Some of the context-driven subtleties take a little bit of time to sink in, such as how to time wall jumping and wall running effectively, but some generous checkpointing goes a long way to eliminating most of the frustration from such a trial-and-error-heavy game. That said, there are occasions where you're inclined to think that the level designers dropped the ball entirely, with some poor signposting and murderous difficulty spikes conspiring to chip away at your initial admiration for brief spells.
A trait it shares with DICE's effort is how the game struggles to transition between the excellent free-running sections and the more taxing wall-jumping interludes. With level design that (at first glance) doesn't seem to marry with the control set, seemingly simple sections turn into a roaring war of attrition as you try to remain patient with the exacting demands of the learning curve.
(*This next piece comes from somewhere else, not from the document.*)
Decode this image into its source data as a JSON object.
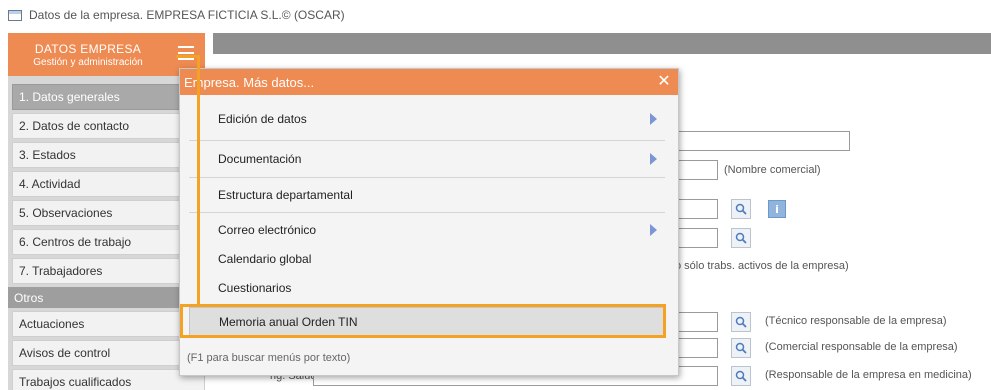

Part of it can be down to you not observing situations properly, and an equal part is the game possibly not explaining itself fully. Simple elements become easy to overlook, such as the way Faith will helpfully clamber up a portion of the wall surface when wall-jumping. If anything, past experience and intuition often gets you into trouble, making you do things that actively work against what you're trying to achieve, like jumping prematurely out of a wall jump straight into a jet of steam. Once you extract yourself out of your own self-imposed rut and start paying attention to what works, you're less inclined to be the bad workman blaming his tools and start enjoying it once more.
There is a suspicion, though, that the combat mechanics could have been rather more developed than they were. Unlike the original, firearms have been completely disregarded, with Faith able to perform swift disarm manoeuvres as she runs past enemies, yet bizarrely reluctant to use them on the army of aggressors shooting at her. Because Faith is only able to slide into them or perform a running karate kick, it feels like the designers simply dodged the combat issue in a manner befitting of a free-running game.
Although this heavy focus on breathtaking free-running undoubtedly makes for an exciting focus, the downside is that you end up with a ludicrous end sequence where apparently the only way to defeat enemies is to karate kick them three times.
Once you've barrelled through all 14 levels, the temptation to speedrun them again with all your acquired experience remains fairly high, and the presence of online leaderboards and downloadable ghosts adds to the replayability immensely. Better still, being able to play two-player multiplayer on the same machine (taking half the screen each at either end of the iPad) and race each other across any of the unlocked levels is a truly excellent addition. Rivals mode, meanwhile, adds three beautifully abstract environments where players compete to collect the most bags within a time limit.
Although its current price tag feels weighty next to what we're used to paying in the App Store, it's worth getting a bit of perspective to quell the notion that £7.49 is somehow overpriced for a game like this. Firstly, at roughly one sixth of the price of a new console game, this is excellent value, and secondly, stood next to some of the other download titles on WiiWare, Xbox Live or PSN, EA is offering a game head and shoulders above the quality threshold offered at a comparative price.
In offering a slick touch-based reinvention of what platformers can offer, Mirror's Edge succeeds brilliantly. While by no means perfect, and a little undernourished in places, it's a game that points to a bright future for the device.
8 / 10